A few weeks ago, I mentioned that I thought project 2061 had done a good job on evaluating textbooks recently. (Of course, that evaluation was panned in a typical knee-jerk manner by a certain self-styled educational expert.) In any case, I thought it might be of use to see what Project 2016/AAAS has to say about the categories, so here I have retyped the major headings and ideas of their evaluation process. Any typos are my own.
To repeat, I think they did a good job, and I think these ideas that can be shared and used by all math teachers and teacher-educators.
Guy Brandenburg ------------------------
Category I: Identifying a sense of purpose
I.1 Conveying Unit purpose: Does the material convey an overall sense of purpose and direction that is understandable and motivating to students? I.2 Conveying lesson purpose: does the material convey the purpose of each lesson or activity and its relationship to others? I.3 Justifying sequence of activities: does the material involve students in a logical or strategic sequence of activites (versus a collection of activities) that build toward understanding of the ideas in the unit or chapter purpose?
Category II: Building on student ideas about mathematics.
II.1 Specifying prerequisite knowledge. Does the material specify prerequisite knowledge/skills that are necessary to the learning of the benchmarks? II.2 Alerting teacher to student ideas. Does the material alert teachers to commonly-held student ideas (both troublesome and helpful) such as those described in "Benchmarks for Science Literacy", chapter 15 -- "The research base"? II.3 Assisting teacher in identifying ideas. Does the material include suggestions to teachers to find out what their students think about familiar situations related to a benchmark before the mathematical ideas are introduced? II.4 Addressing misconceptions. Does the material explicitly address commonly held student ideas?
Category III: Engaging students in mathematics.
III.1 Providing variety of contexts. Does the material provide experiences with mathematics in multiple, different contexts? III.2 Providing firsthand experiences. Does the material include activities that promote firsthand experiences with the benchmark ideas, when practical?
Category IV: Developing mathematical ideas.
IV.1 Justifying importance of benchmark ideas. Does the material suggest ways to help students develop a sense of the importance and validity of mathematical concepts or procedures? IV.2 Introducing terms and procedures. Does the material introduce terms and procedures only in conjunction with experience with them and only as needed to facilitate thinking and propote effective communication? IV.3 Representing ideas accurately. Does the material include accurate and comprehensible representations of mathematical concepts, procedures, and relationships? IV.4. Connecting benchmark ideas.
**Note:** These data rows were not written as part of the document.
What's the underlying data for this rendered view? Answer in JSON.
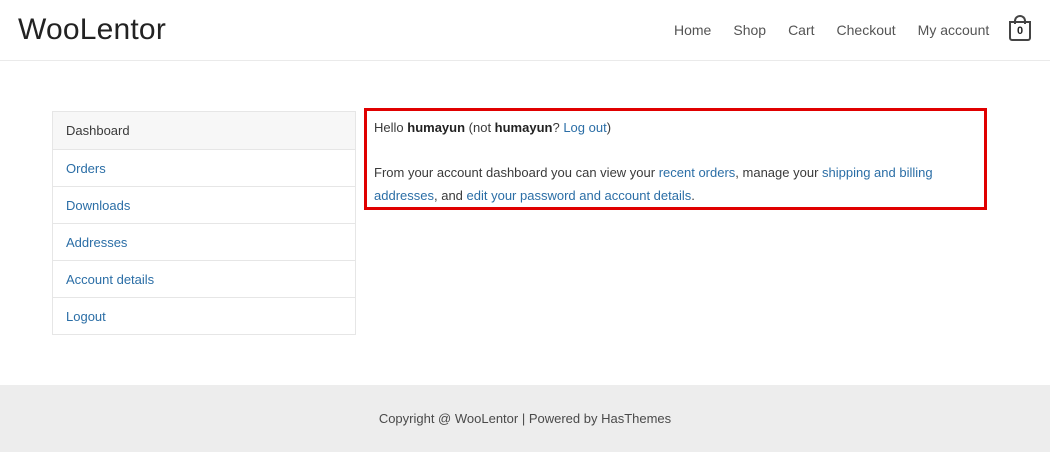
{
  "site": {
    "logo": "WooLentor"
  },
  "nav": {
    "items": [
      "Home",
      "Shop",
      "Cart",
      "Checkout",
      "My account"
    ]
  },
  "cart": {
    "count": "0"
  },
  "sidebar": {
    "items": [
      {
        "label": "Dashboard",
        "active": true
      },
      {
        "label": "Orders"
      },
      {
        "label": "Downloads"
      },
      {
        "label": "Addresses"
      },
      {
        "label": "Account details"
      },
      {
        "label": "Logout"
      }
    ]
  },
  "dashboard": {
    "hello": "Hello ",
    "username": "humayun",
    "not_open": " (not ",
    "username2": "humayun",
    "question": "? ",
    "logout_link": "Log out",
    "close_paren": ")",
    "intro": "From your account dashboard you can view your ",
    "recent_orders_link": "recent orders",
    "manage": ", manage your ",
    "addresses_link": "shipping and billing addresses",
    "and": ", and ",
    "edit_link": "edit your password and account details",
    "period": "."
  },
  "footer": {
    "text": "Copyright @ WooLentor | Powered by HasThemes"
  },
  "colors": {
    "link": "#2b6ea6",
    "highlight_border": "#e00000",
    "footer_bg": "#ededed"
  }
}
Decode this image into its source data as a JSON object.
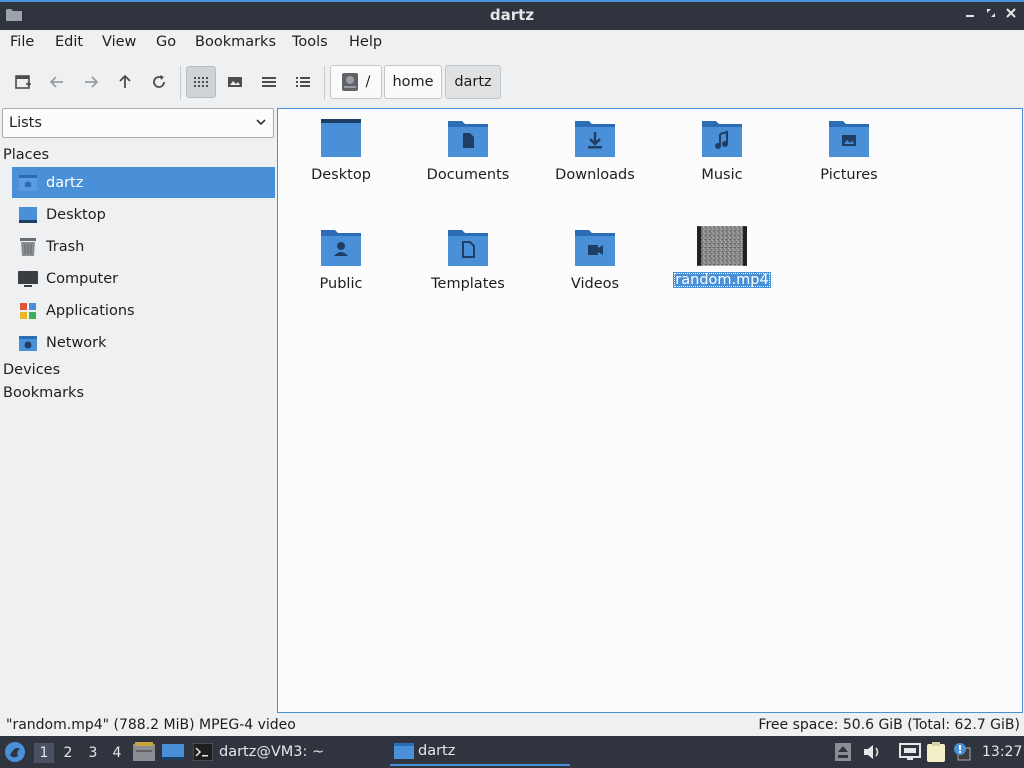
{
  "window": {
    "title": "dartz"
  },
  "menu": [
    "File",
    "Edit",
    "View",
    "Go",
    "Bookmarks",
    "Tools",
    "Help"
  ],
  "breadcrumb": {
    "root": "/",
    "items": [
      "home",
      "dartz"
    ]
  },
  "sidebar": {
    "selector": "Lists",
    "places_label": "Places",
    "places": [
      "dartz",
      "Desktop",
      "Trash",
      "Computer",
      "Applications",
      "Network"
    ],
    "devices_label": "Devices",
    "bookmarks_label": "Bookmarks"
  },
  "files": [
    {
      "name": "Desktop",
      "icon": "folder-desktop-icon"
    },
    {
      "name": "Documents",
      "icon": "folder-documents-icon"
    },
    {
      "name": "Downloads",
      "icon": "folder-downloads-icon"
    },
    {
      "name": "Music",
      "icon": "folder-music-icon"
    },
    {
      "name": "Pictures",
      "icon": "folder-pictures-icon"
    },
    {
      "name": "Public",
      "icon": "folder-public-icon"
    },
    {
      "name": "Templates",
      "icon": "folder-templates-icon"
    },
    {
      "name": "Videos",
      "icon": "folder-videos-icon"
    },
    {
      "name": "random.mp4",
      "icon": "video-thumbnail-icon",
      "selected": true
    }
  ],
  "status": {
    "left": "\"random.mp4\" (788.2 MiB) MPEG-4 video",
    "right": "Free space: 50.6 GiB (Total: 62.7 GiB)"
  },
  "taskbar": {
    "workspaces": [
      "1",
      "2",
      "3",
      "4"
    ],
    "tasks": [
      "dartz@VM3: ~",
      "dartz"
    ],
    "clock": "13:27"
  },
  "colors": {
    "accent": "#4a90d9",
    "titlebar": "#2f343f",
    "folder": "#4a90d9"
  }
}
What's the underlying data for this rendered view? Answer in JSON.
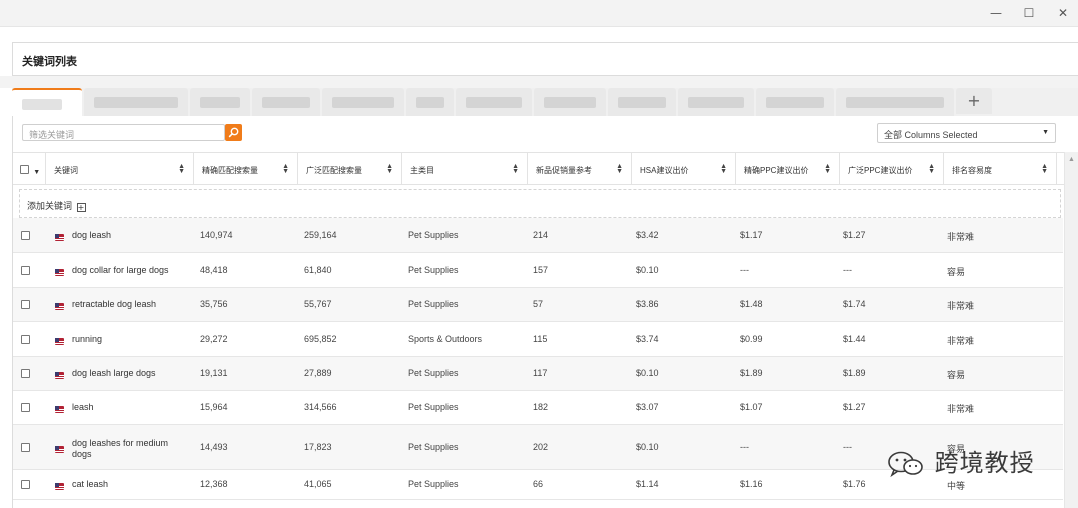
{
  "window": {
    "minimize_glyph": "—",
    "maximize_glyph": "☐",
    "close_glyph": "✕"
  },
  "panel": {
    "title": "关键词列表"
  },
  "tabs": {
    "add_glyph": "+"
  },
  "toolbar": {
    "search_placeholder": "筛选关键词",
    "search_icon": "search-icon",
    "column_select_value": "全部 Columns Selected"
  },
  "table": {
    "columns": [
      "关键词",
      "精确匹配搜索量",
      "广泛匹配搜索量",
      "主类目",
      "新品促销量参考",
      "HSA建议出价",
      "精确PPC建议出价",
      "广泛PPC建议出价",
      "排名容易度"
    ],
    "add_keyword_label": "添加关键词",
    "rows": [
      {
        "keyword": "dog leash",
        "exact": "140,974",
        "broad": "259,164",
        "category": "Pet Supplies",
        "new_sales": "214",
        "hsa": "$3.42",
        "exact_ppc": "$1.17",
        "broad_ppc": "$1.27",
        "ease": "非常难"
      },
      {
        "keyword": "dog collar for large dogs",
        "exact": "48,418",
        "broad": "61,840",
        "category": "Pet Supplies",
        "new_sales": "157",
        "hsa": "$0.10",
        "exact_ppc": "---",
        "broad_ppc": "---",
        "ease": "容易"
      },
      {
        "keyword": "retractable dog leash",
        "exact": "35,756",
        "broad": "55,767",
        "category": "Pet Supplies",
        "new_sales": "57",
        "hsa": "$3.86",
        "exact_ppc": "$1.48",
        "broad_ppc": "$1.74",
        "ease": "非常难"
      },
      {
        "keyword": "running",
        "exact": "29,272",
        "broad": "695,852",
        "category": "Sports & Outdoors",
        "new_sales": "115",
        "hsa": "$3.74",
        "exact_ppc": "$0.99",
        "broad_ppc": "$1.44",
        "ease": "非常难"
      },
      {
        "keyword": "dog leash large dogs",
        "exact": "19,131",
        "broad": "27,889",
        "category": "Pet Supplies",
        "new_sales": "117",
        "hsa": "$0.10",
        "exact_ppc": "$1.89",
        "broad_ppc": "$1.89",
        "ease": "容易"
      },
      {
        "keyword": "leash",
        "exact": "15,964",
        "broad": "314,566",
        "category": "Pet Supplies",
        "new_sales": "182",
        "hsa": "$3.07",
        "exact_ppc": "$1.07",
        "broad_ppc": "$1.27",
        "ease": "非常难"
      },
      {
        "keyword": "dog leashes for medium dogs",
        "exact": "14,493",
        "broad": "17,823",
        "category": "Pet Supplies",
        "new_sales": "202",
        "hsa": "$0.10",
        "exact_ppc": "---",
        "broad_ppc": "---",
        "ease": "容易"
      },
      {
        "keyword": "cat leash",
        "exact": "12,368",
        "broad": "41,065",
        "category": "Pet Supplies",
        "new_sales": "66",
        "hsa": "$1.14",
        "exact_ppc": "$1.16",
        "broad_ppc": "$1.76",
        "ease": "中等"
      }
    ]
  },
  "watermark": {
    "text": "跨境教授"
  },
  "colors": {
    "accent": "#f07c1a",
    "flag_red": "#b22234",
    "flag_blue": "#3c3b6e"
  }
}
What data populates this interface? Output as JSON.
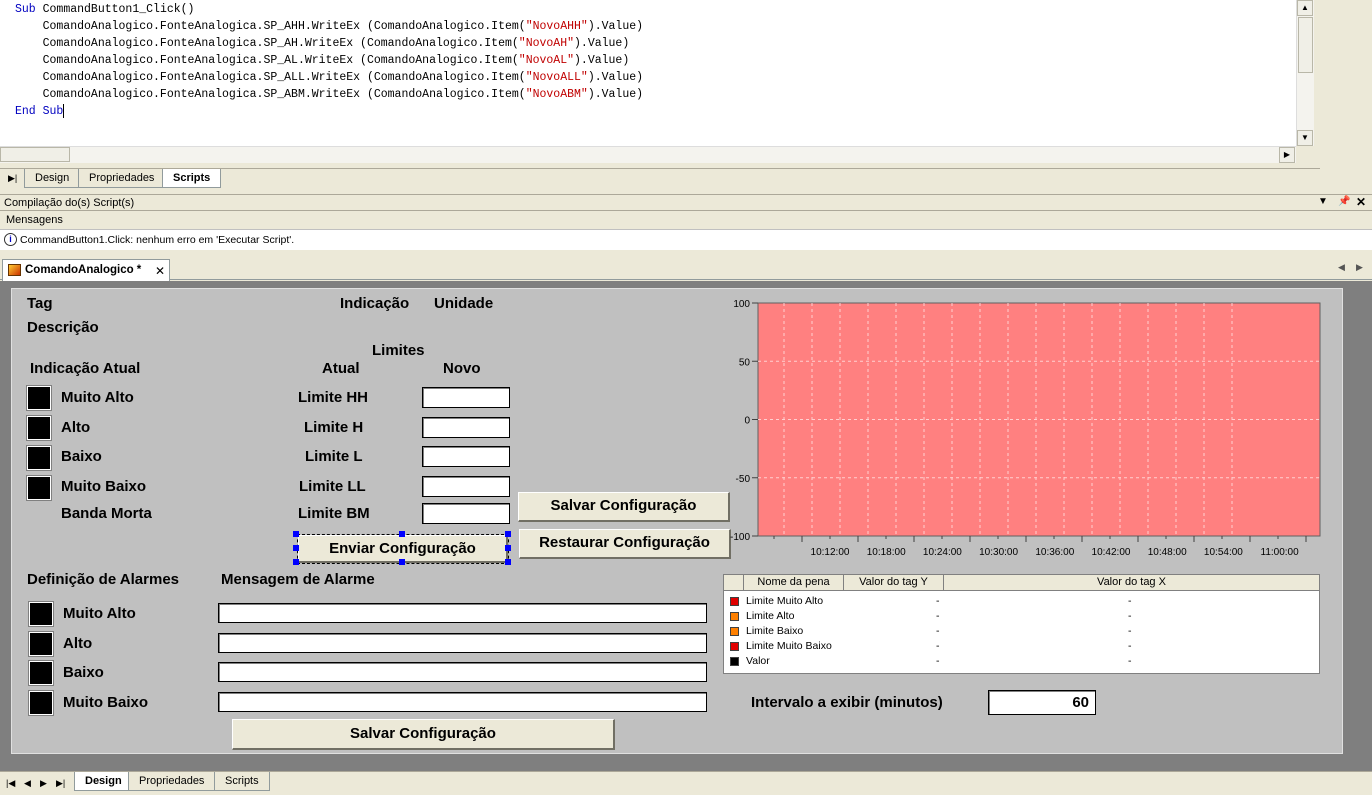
{
  "editor": {
    "lines": [
      {
        "kw": "Sub",
        "rest": " CommandButton1_Click()"
      },
      {
        "pre": "    ComandoAnalogico.FonteAnalogica.SP_AHH.WriteEx (ComandoAnalogico.Item(",
        "str": "\"NovoAHH\"",
        "post": ").Value)"
      },
      {
        "pre": "    ComandoAnalogico.FonteAnalogica.SP_AH.WriteEx (ComandoAnalogico.Item(",
        "str": "\"NovoAH\"",
        "post": ").Value)"
      },
      {
        "pre": "    ComandoAnalogico.FonteAnalogica.SP_AL.WriteEx (ComandoAnalogico.Item(",
        "str": "\"NovoAL\"",
        "post": ").Value)"
      },
      {
        "pre": "    ComandoAnalogico.FonteAnalogica.SP_ALL.WriteEx (ComandoAnalogico.Item(",
        "str": "\"NovoALL\"",
        "post": ").Value)"
      },
      {
        "pre": "    ComandoAnalogico.FonteAnalogica.SP_ABM.WriteEx (ComandoAnalogico.Item(",
        "str": "\"NovoABM\"",
        "post": ").Value)"
      },
      {
        "kw": "End Sub",
        "rest": ""
      }
    ],
    "tabs": [
      "Design",
      "Propriedades",
      "Scripts"
    ],
    "active_tab": "Scripts"
  },
  "compile": {
    "title": "Compilação do(s) Script(s)",
    "messages_header": "Mensagens",
    "message": "CommandButton1.Click: nenhum erro em 'Executar Script'."
  },
  "document": {
    "tab_title": "ComandoAnalogico *"
  },
  "screen": {
    "tag_label": "Tag",
    "indicacao_label": "Indicação",
    "unidade_label": "Unidade",
    "descricao_label": "Descrição",
    "limites_label": "Limites",
    "indicacao_atual_label": "Indicação Atual",
    "atual_label": "Atual",
    "novo_label": "Novo",
    "indicators": [
      "Muito Alto",
      "Alto",
      "Baixo",
      "Muito Baixo",
      "Banda Morta"
    ],
    "limits": [
      "Limite HH",
      "Limite H",
      "Limite L",
      "Limite LL",
      "Limite BM"
    ],
    "send_button": "Enviar Configuração",
    "save_button_top": "Salvar Configuração",
    "restore_button": "Restaurar Configuração",
    "alarm_def_label": "Definição de Alarmes",
    "alarm_msg_label": "Mensagem de Alarme",
    "alarms": [
      "Muito Alto",
      "Alto",
      "Baixo",
      "Muito Baixo"
    ],
    "save_button_bottom": "Salvar Configuração",
    "interval_label": "Intervalo a exibir (minutos)",
    "interval_value": "60"
  },
  "chart_data": {
    "type": "line",
    "y_ticks": [
      "100",
      "50",
      "0",
      "-50",
      "-100"
    ],
    "ylim": [
      -100,
      100
    ],
    "x_ticks": [
      "10:12:00",
      "10:18:00",
      "10:24:00",
      "10:30:00",
      "10:36:00",
      "10:42:00",
      "10:48:00",
      "10:54:00",
      "11:00:00"
    ],
    "plot_background": "#ff8080",
    "grid": true
  },
  "legend": {
    "headers": [
      "Nome da pena",
      "Valor do tag Y",
      "Valor do tag X"
    ],
    "rows": [
      {
        "name": "Limite Muito Alto",
        "color": "#e00000",
        "y": "-",
        "x": "-"
      },
      {
        "name": "Limite Alto",
        "color": "#ff8000",
        "y": "-",
        "x": "-"
      },
      {
        "name": "Limite Baixo",
        "color": "#ff8000",
        "y": "-",
        "x": "-"
      },
      {
        "name": "Limite Muito Baixo",
        "color": "#e00000",
        "y": "-",
        "x": "-"
      },
      {
        "name": "Valor",
        "color": "#000000",
        "y": "-",
        "x": "-"
      }
    ]
  },
  "bottom_tabs": [
    "Design",
    "Propriedades",
    "Scripts"
  ],
  "bottom_active_tab": "Design"
}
Does the material explicitly draw attention to appropriate connections among benchmark ideas? IV.5 Demonstrating/Modeling procedures. Does the material demonstrate/model (or include suggestions for teachers on how to demonstrate/model) skills or the use of knowledge? IV.6 Providing practice. Does the material provide tasks or questions for students to practice skills or use knowledge in a variety of situations?
Category V: Promoting student thinking about mathematics.
V.1 Encouraging students to explain their reasoning. Does the material routinely include suggestions for having each student express, clarify, justify, and represent his/her ideas and how to get feedback from peers and the teacher? V.2 Guiding interpretation and reasoning. Does the material include tasks and/or question sequences that guide student interpretation and reasoning about benchmark concepts, skills, and relationships? V.3 Encouraging students to think about what they've learned. Does the material suggest ways to have students check their own progress?
Category VI: Assessing student progress in mathematics.
VI.1 Aligning Assessment. Are assessment items or tasks included that match the ideas, concepts, or skills of the benchmark? VI.2 Assessing through applications. Does the material include assessment tasks that require application of benchmark ideas, concepts, or skills and avoid allowing students a trivial way out, like using a formula or repeating a memorized term or rule without understanding? VI.3 Using embedded assessment. Are some assessments embedded in the curriculum along the way, with advice to teachers as to how they might use the results to choose to modify activities?
Category VII: Enhancing the mathematics learning environment.
VII.1 Providing teacher content support. Does the material help teachers improve their understanding of mathematics and its applications? VII.2 Establishing a challenging classroom. Does the material help teachers to create a classroom environment that welcomes student curiosity, rewards creativity, encourages a spirit of healthy questioning, and avoids rigidity? VII.3 Supporting all students. Does the material help teachers to create a classroom that encourages high expectations for all students, enables all students to experience success, and provides all students a feeling of belonging in the mathematics classroom?